Roddick’s Davis Cup Setback

Roddick’s Davis Cup Setback

After reaching the final of the U.S. Open— his first title round showing at a major since Wimbledon of 2005— Andy Roddick admirably kept his commitment to represent his country in the semifinals of the Davis Cup against Russia indoors on clay in Moscow.

Photo by: JOSƒ SENA GOULÌO/LUSA, Portugal, May 5th 2009

Roddick was beaten in straight sets by a top of the line Marat Safin on the opening day before Blake bowed in four sets against U.S. Open semifinalist Mikhail Youzhny. But then the Bryan brothers kept the Americans in contention, closing the gap to 2-1 in the best of five match series between the two nations.And so Roddick faced the gifted Dmitry Tursunov on the final day. Tursunov has been one of the game’s most improved players in 2006, surging into the world’s top 30, demonstrating that he has the tools to bother anyone in his trade. Tursunov was much too solid for Roddick in building a two sets to love lead, displaying time and again better ball control from the backcourt. But Roddick was not going to surrender, and he came back with gusto to take the next two sets.

The two players battled gamely through a compelling and hard fought fifth set. Roddick broke for 6-5, and served for the match in the following game. Here, he let himself down considerably with the match well within his grasp. On the first point of the crucial twelfth game, he ran round his backhand to play an inside-in forehand, but he did not do enough with that shot as Tursunov connected cleanly with a running forehand crosscourt winner into a vacant court. Roddick got back to 15-15 but was caught on his heels by a deep forehand crosscourt return from the Russian. The American netted a forehand half volley from not far inside the baseline. Then Roddick attempted to exploit his big inside-out forehand but he committed a glaring mistake into the net. Down 15-40 he released an unreturnable first serve wide to the forehand. Three points away from victory at 30-40, he made another unprovoked error, taking Tursunov’s mediocre return of serve and pulling a forehand wide crosscourt.

Tursunov was back to 6-6. Roddick battled gamely and gallantly until he lost his serve at 15-16, displaying much grace under pressure during that stretch. He made a remarkable comeback, but he should have served out the match at 6-5 and been victorious. Had Boris Becker been serving for the match under similar circumstances, would he have come through?

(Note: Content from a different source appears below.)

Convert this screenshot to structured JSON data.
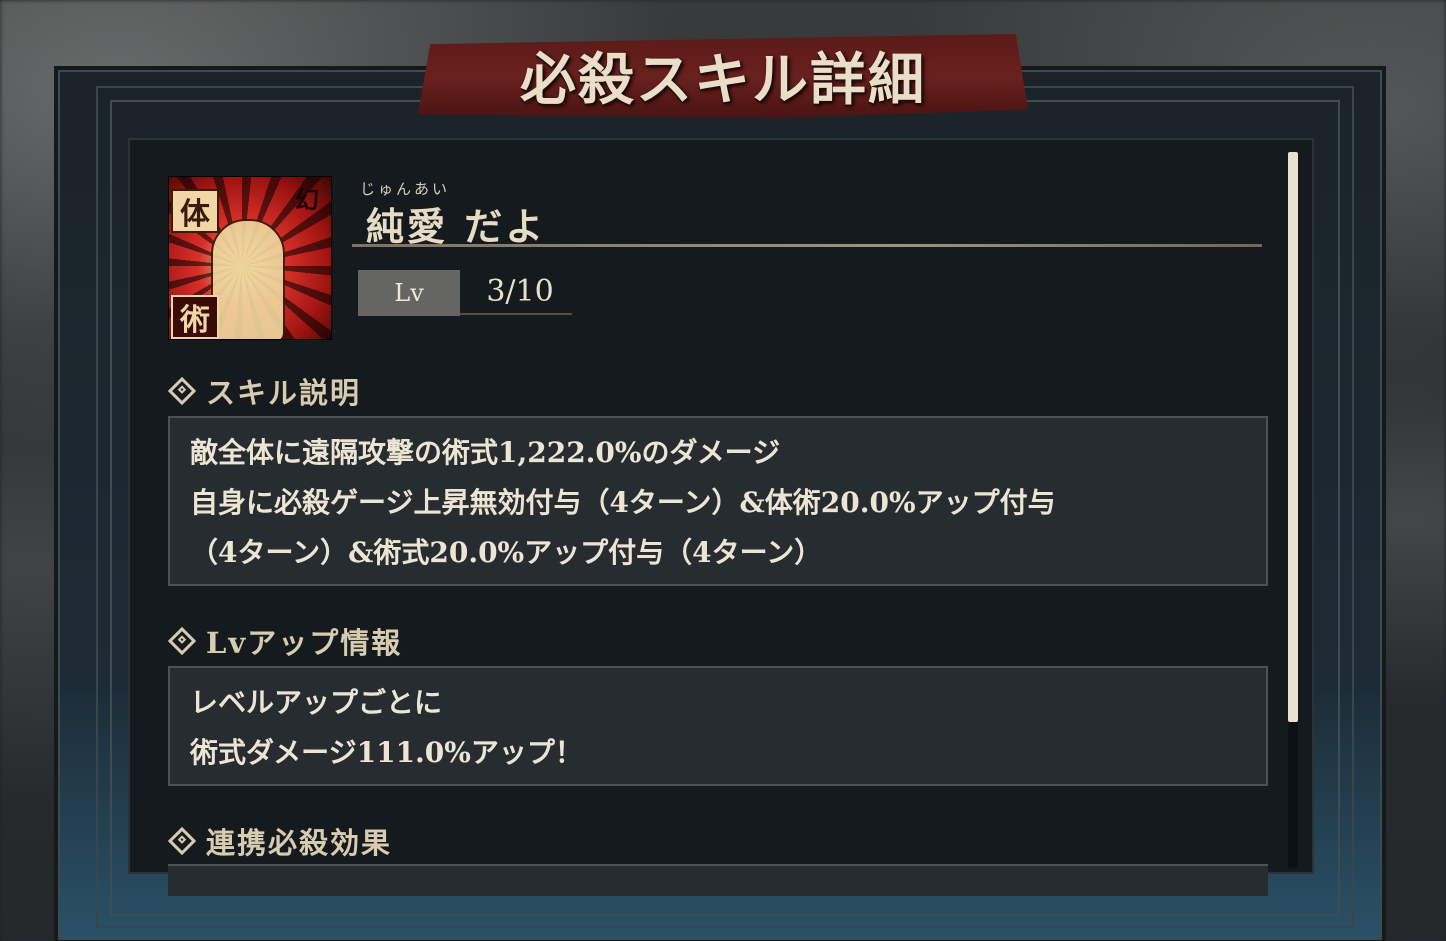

If Pete Sampras been placed in Roddick’s shoes, would he have served out the match? The answer to both questions is clearly yes. He competed honorably, but Roddick did not exploit his most formidable weapon when he really needed it.